Rehearsal footage could be used, judged if Dancing with the Stars competitor is injured

Dancing with the Stars has had an increasing number of injuries; there now seem to be more injuries than actual stars. But the show has a plan that would let contestants remain in the competition and not perform live if they injure themselves during rehearsals.

If a contestant gets injured during one of their three final rehearsals, and that injury won’t cause them to leave the competition, TV Guide reports that “the stars have the option of airing their rehearsal footage.” That’s if “the star isn’t hurt badly enough to leave the show – but doesn’t feel well enough to dance that night.”

The judges would evaluate the performance in that taped dance, just as the audience would vote based upon it.

Host Tom Bergeron told the magazine, “That’s why we’re always running cameras during those blocking rehearsals. They might be wearing jeans and have curlers in their hair. But they know that if something happens, the producers will say, ‘If you’re cool with this, and you can’t dance, we’ll run the rehearsal footage.’ And the judges will look at that and base their scores on that.”

Exclusive: The “Plan B” to Keep Injured Stars in the Game [TV Guide]

Surprisingly, man not eaten alive on Eaten Alive

Eaten Alive

Discovery Channel’s happy family holiday special Eaten Alive aired Sunday, rewarding viewers for their two full hours of viewing by ensuring that they spent quality time in the company of others instead of wasting that time doing something else that might not have been as satisfying, such as buying things that have labels which accurately reflect their contents.


Winter 2015 reality TV debut schedule

winter 2015 reality TV schedule

Mark your calendars with all these upcoming reality TV show debuts, including Celebrity Apprentice, The Bachelor, and another season of MasterChef Junior, all of which kick off in early January.

There are also 20+ shows debuting in December--including the one-off return of The Sing Off. No winter break for reality TV.

about the writer

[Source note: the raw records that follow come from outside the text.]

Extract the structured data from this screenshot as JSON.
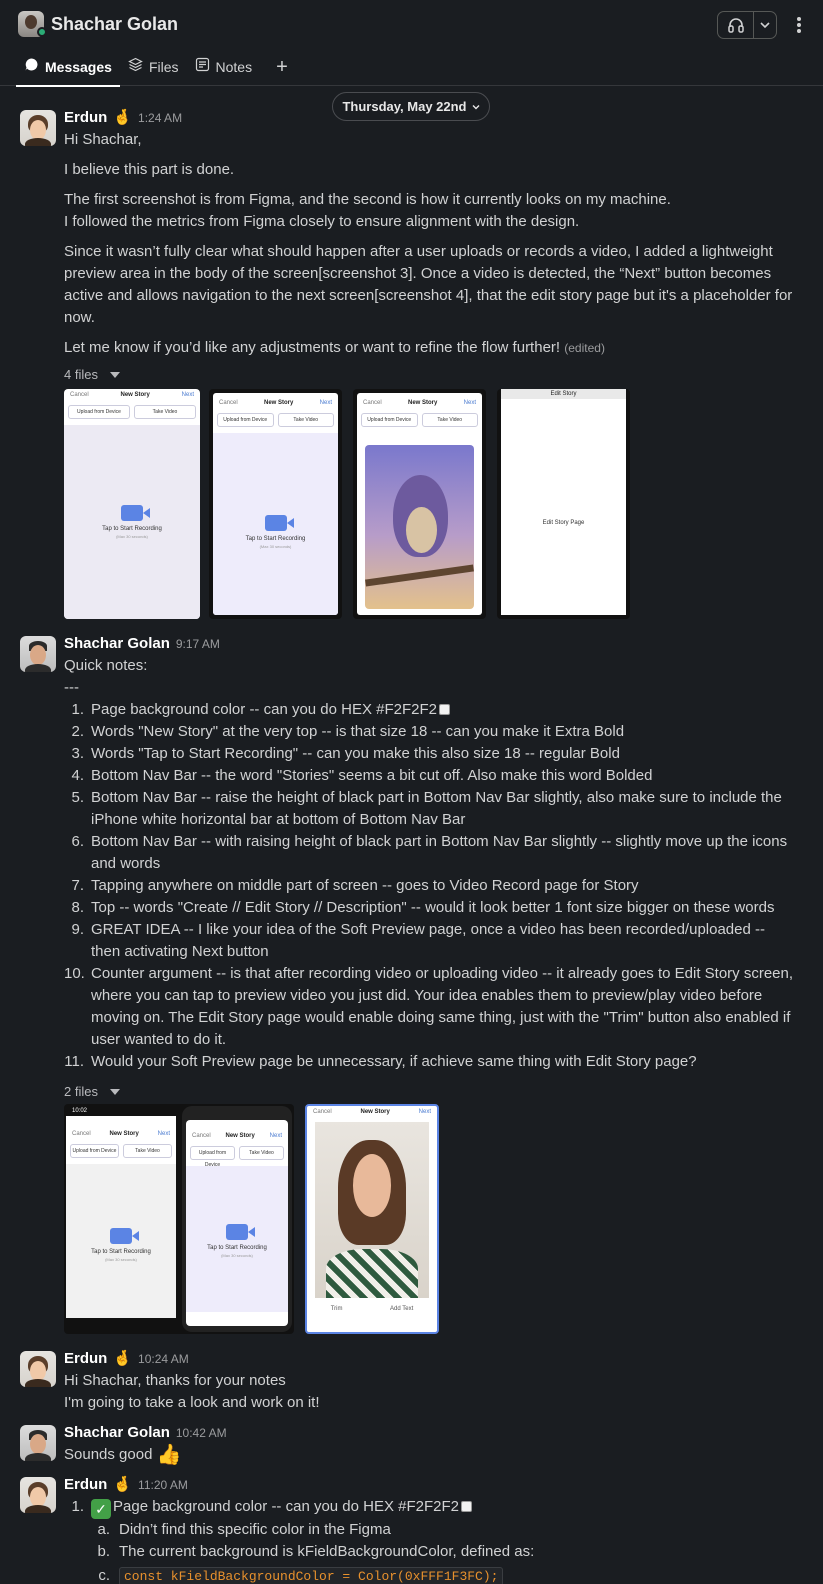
{
  "header": {
    "title": "Shachar Golan"
  },
  "tabs": [
    {
      "label": "Messages",
      "icon": "chat-bubble-icon"
    },
    {
      "label": "Files",
      "icon": "layers-icon"
    },
    {
      "label": "Notes",
      "icon": "note-icon"
    }
  ],
  "date_divider": "Thursday, May 22nd",
  "messages": {
    "m1": {
      "author": "Erdun",
      "emoji": "🤞",
      "time": "1:24 AM",
      "lines": [
        "Hi Shachar,",
        "I believe this part is done.",
        "The first screenshot is from Figma, and the second is how it currently looks on my machine.",
        "I followed the metrics from Figma closely to ensure alignment with the design.",
        "Since it wasn’t fully clear what should happen after a user uploads or records a video, I added a lightweight preview area in the body of the screen[screenshot 3]. Once a video is detected, the “Next” button becomes active and allows navigation to the next screen[screenshot 4], that the edit story page but it's a placeholder for now.",
        "Let me know if you’d like any adjustments or want to refine the flow further!"
      ],
      "edited": "(edited)",
      "files_label": "4 files"
    },
    "m2": {
      "author": "Shachar Golan",
      "time": "9:17 AM",
      "intro": "Quick notes:",
      "sep": "---",
      "items": [
        "Page background color -- can you do HEX #F2F2F2",
        "Words \"New Story\" at the very top -- is that size 18 -- can you make it Extra Bold",
        "Words \"Tap to Start Recording\" -- can you make this also size 18 -- regular Bold",
        "Bottom Nav Bar -- the word \"Stories\" seems a bit cut off. Also make this word Bolded",
        "Bottom Nav Bar -- raise the height of black part in Bottom Nav Bar slightly, also make sure to include the iPhone white horizontal bar at bottom of Bottom Nav Bar",
        "Bottom Nav Bar -- with raising height of black part in Bottom Nav Bar slightly -- slightly move up the icons and words",
        "Tapping anywhere on middle part of screen -- goes to Video Record page for Story",
        "Top -- words \"Create // Edit Story // Description\" -- would it look better 1 font size bigger on these words",
        "GREAT IDEA -- I like your idea of the Soft Preview page, once a video has been recorded/uploaded -- then activating Next button",
        "Counter argument -- is that after recording video or uploading video -- it already goes to Edit Story screen, where you can tap to preview video you just did. Your idea enables them to preview/play video before moving on. The Edit Story page would enable doing same thing, just with the \"Trim\" button also enabled if user wanted to do it.",
        "Would your Soft Preview page be unnecessary, if achieve same thing with Edit Story page?"
      ],
      "files_label": "2 files"
    },
    "m3": {
      "author": "Erdun",
      "emoji": "🤞",
      "time": "10:24 AM",
      "lines": [
        "Hi Shachar, thanks for your notes",
        "I'm going to take a look and work on it!"
      ]
    },
    "m4": {
      "author": "Shachar Golan",
      "time": "10:42 AM",
      "text": "Sounds good",
      "emoji": "👍"
    },
    "m5": {
      "author": "Erdun",
      "emoji": "🤞",
      "time": "11:20 AM",
      "item1": "Page background color -- can you do HEX #F2F2F2",
      "subitems": [
        "Didn’t find this specific color in the Figma",
        "The current background is kFieldBackgroundColor, defined as:",
        "const kFieldBackgroundColor = Color(0xFFF1F3FC);"
      ]
    }
  },
  "thumbs": {
    "cancel": "Cancel",
    "title": "New Story",
    "next": "Next",
    "upload": "Upload from Device",
    "take": "Take Video",
    "tap": "Tap to Start Recording",
    "max": "(Max 30 seconds)",
    "edit_title": "Edit Story",
    "edit_body": "Edit Story Page",
    "trim": "Trim",
    "add_text": "Add Text",
    "status_time": "10:02"
  },
  "colors": {
    "background": "#1a1d21",
    "presence": "#2bac76",
    "accent_code": "#e8912d"
  }
}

Andy Dehnart is a journalist who has covered reality television for more than 15 years and created reality blurred in 2000. A member of the Television Critics Association, his writing and criticism about television, culture, and media has appeared on NPR and in Playboy, Buzzfeed, and many other publications. Andy, 36, also directs the journalism program at Stetson University in Florida, where he teaches creative nonfiction and journalism. He has an M.F.A. in nonfiction writing and literature from Bennington College. More about reality blurred and Andy.